[[ Input material, beginning ]]
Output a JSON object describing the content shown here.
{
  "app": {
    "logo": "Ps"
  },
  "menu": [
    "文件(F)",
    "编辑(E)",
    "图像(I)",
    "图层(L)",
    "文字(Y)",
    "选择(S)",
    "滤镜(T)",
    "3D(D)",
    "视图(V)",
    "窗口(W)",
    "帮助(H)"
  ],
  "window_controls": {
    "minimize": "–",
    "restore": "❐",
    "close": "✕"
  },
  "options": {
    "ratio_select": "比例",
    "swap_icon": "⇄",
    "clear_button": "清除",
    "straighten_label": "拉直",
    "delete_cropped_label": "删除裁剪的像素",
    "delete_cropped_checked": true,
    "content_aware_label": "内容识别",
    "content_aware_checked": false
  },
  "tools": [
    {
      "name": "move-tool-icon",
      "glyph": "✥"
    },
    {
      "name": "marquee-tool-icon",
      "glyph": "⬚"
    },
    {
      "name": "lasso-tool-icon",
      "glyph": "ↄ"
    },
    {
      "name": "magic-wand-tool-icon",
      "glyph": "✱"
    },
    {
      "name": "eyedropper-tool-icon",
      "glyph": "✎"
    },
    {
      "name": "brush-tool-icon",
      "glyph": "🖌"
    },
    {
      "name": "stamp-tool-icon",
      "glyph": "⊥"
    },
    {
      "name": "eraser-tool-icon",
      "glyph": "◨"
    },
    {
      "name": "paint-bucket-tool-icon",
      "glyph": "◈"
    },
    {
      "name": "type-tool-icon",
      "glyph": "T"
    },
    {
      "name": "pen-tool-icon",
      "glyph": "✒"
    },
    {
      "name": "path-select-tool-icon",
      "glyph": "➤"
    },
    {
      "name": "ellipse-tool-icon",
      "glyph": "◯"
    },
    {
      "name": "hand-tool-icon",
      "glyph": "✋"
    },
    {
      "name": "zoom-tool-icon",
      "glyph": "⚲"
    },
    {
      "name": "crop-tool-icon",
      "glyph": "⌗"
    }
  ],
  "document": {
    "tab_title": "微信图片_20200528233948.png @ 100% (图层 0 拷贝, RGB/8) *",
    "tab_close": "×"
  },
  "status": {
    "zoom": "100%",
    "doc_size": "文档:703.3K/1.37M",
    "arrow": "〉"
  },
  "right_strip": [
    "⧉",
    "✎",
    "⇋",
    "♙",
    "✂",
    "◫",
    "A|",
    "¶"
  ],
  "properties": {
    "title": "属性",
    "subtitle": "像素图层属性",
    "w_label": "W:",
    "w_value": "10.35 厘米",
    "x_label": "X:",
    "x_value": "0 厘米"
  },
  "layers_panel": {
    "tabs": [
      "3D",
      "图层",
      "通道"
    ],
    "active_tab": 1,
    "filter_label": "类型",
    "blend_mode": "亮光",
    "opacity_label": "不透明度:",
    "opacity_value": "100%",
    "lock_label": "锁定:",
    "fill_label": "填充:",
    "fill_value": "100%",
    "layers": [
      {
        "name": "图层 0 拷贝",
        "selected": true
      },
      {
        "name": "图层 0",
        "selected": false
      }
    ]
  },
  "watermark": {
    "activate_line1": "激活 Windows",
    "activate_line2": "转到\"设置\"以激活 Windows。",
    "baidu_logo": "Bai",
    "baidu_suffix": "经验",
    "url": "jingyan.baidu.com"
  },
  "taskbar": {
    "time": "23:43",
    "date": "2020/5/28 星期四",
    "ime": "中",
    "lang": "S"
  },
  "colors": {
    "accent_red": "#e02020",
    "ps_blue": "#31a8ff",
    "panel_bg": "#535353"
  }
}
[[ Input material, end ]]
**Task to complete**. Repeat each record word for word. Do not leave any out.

**Response to the task**.
Output a JSON object describing the content shown here.
{
  "app": {
    "logo": "Ps"
  },
  "menu": [
    "文件(F)",
    "编辑(E)",
    "图像(I)",
    "图层(L)",
    "文字(Y)",
    "选择(S)",
    "滤镜(T)",
    "3D(D)",
    "视图(V)",
    "窗口(W)",
    "帮助(H)"
  ],
  "window_controls": {
    "minimize": "–",
    "restore": "❐",
    "close": "✕"
  },
  "options": {
    "ratio_select": "比例",
    "swap_icon": "⇄",
    "clear_button": "清除",
    "straighten_label": "拉直",
    "delete_cropped_label": "删除裁剪的像素",
    "delete_cropped_checked": true,
    "content_aware_label": "内容识别",
    "content_aware_checked": false
  },
  "tools": [
    {
      "name": "move-tool-icon",
      "glyph": "✥"
    },
    {
      "name": "marquee-tool-icon",
      "glyph": "⬚"
    },
    {
      "name": "lasso-tool-icon",
      "glyph": "ↄ"
    },
    {
      "name": "magic-wand-tool-icon",
      "glyph": "✱"
    },
    {
      "name": "eyedropper-tool-icon",
      "glyph": "✎"
    },
    {
      "name": "brush-tool-icon",
      "glyph": "🖌"
    },
    {
      "name": "stamp-tool-icon",
      "glyph": "⊥"
    },
    {
      "name": "eraser-tool-icon",
      "glyph": "◨"
    },
    {
      "name": "paint-bucket-tool-icon",
      "glyph": "◈"
    },
    {
      "name": "type-tool-icon",
      "glyph": "T"
    },
    {
      "name": "pen-tool-icon",
      "glyph": "✒"
    },
    {
      "name": "path-select-tool-icon",
      "glyph": "➤"
    },
    {
      "name": "ellipse-tool-icon",
      "glyph": "◯"
    },
    {
      "name": "hand-tool-icon",
      "glyph": "✋"
    },
    {
      "name": "zoom-tool-icon",
      "glyph": "⚲"
    },
    {
      "name": "crop-tool-icon",
      "glyph": "⌗"
    }
  ],
  "document": {
    "tab_title": "微信图片_20200528233948.png @ 100% (图层 0 拷贝, RGB/8) *",
    "tab_close": "×"
  },
  "status": {
    "zoom": "100%",
    "doc_size": "文档:703.3K/1.37M",
    "arrow": "〉"
  },
  "right_strip": [
    "⧉",
    "✎",
    "⇋",
    "♙",
    "✂",
    "◫",
    "A|",
    "¶"
  ],
  "properties": {
    "title": "属性",
    "subtitle": "像素图层属性",
    "w_label": "W:",
    "w_value": "10.35 厘米",
    "x_label": "X:",
    "x_value": "0 厘米"
  },
  "layers_panel": {
    "tabs": [
      "3D",
      "图层",
      "通道"
    ],
    "active_tab": 1,
    "filter_label": "类型",
    "blend_mode": "亮光",
    "opacity_label": "不透明度:",
    "opacity_value": "100%",
    "lock_label": "锁定:",
    "fill_label": "填充:",
    "fill_value": "100%",
    "layers": [
      {
        "name": "图层 0 拷贝",
        "selected": true
      },
      {
        "name": "图层 0",
        "selected": false
      }
    ]
  },
  "watermark": {
    "activate_line1": "激活 Windows",
    "activate_line2": "转到\"设置\"以激活 Windows。",
    "baidu_logo": "Bai",
    "baidu_suffix": "经验",
    "url": "jingyan.baidu.com"
  },
  "taskbar": {
    "time": "23:43",
    "date": "2020/5/28 星期四",
    "ime": "中",
    "lang": "S"
  },
  "colors": {
    "accent_red": "#e02020",
    "ps_blue": "#31a8ff",
    "panel_bg": "#535353"
  }
}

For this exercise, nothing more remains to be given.